TASK BRIEF:
Find each line below containing the word "title" and copy it.
########################################
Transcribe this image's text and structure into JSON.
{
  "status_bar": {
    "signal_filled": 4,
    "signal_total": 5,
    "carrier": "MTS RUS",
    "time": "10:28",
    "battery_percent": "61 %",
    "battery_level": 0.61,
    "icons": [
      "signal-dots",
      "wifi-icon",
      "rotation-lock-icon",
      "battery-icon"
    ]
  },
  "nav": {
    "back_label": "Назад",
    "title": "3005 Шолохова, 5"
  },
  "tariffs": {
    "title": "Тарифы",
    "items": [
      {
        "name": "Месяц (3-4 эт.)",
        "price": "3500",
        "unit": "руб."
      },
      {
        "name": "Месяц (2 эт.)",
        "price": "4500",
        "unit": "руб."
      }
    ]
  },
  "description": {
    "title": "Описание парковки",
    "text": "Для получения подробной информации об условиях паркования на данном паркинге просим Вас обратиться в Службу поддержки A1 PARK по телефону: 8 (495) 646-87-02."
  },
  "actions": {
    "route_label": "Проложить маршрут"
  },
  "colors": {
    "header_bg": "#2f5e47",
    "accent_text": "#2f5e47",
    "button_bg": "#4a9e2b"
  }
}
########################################
WRITTEN RESPONSE:
    "title": "3005 Шолохова, 5"
    "title": "Тарифы",
    "title": "Описание парковки",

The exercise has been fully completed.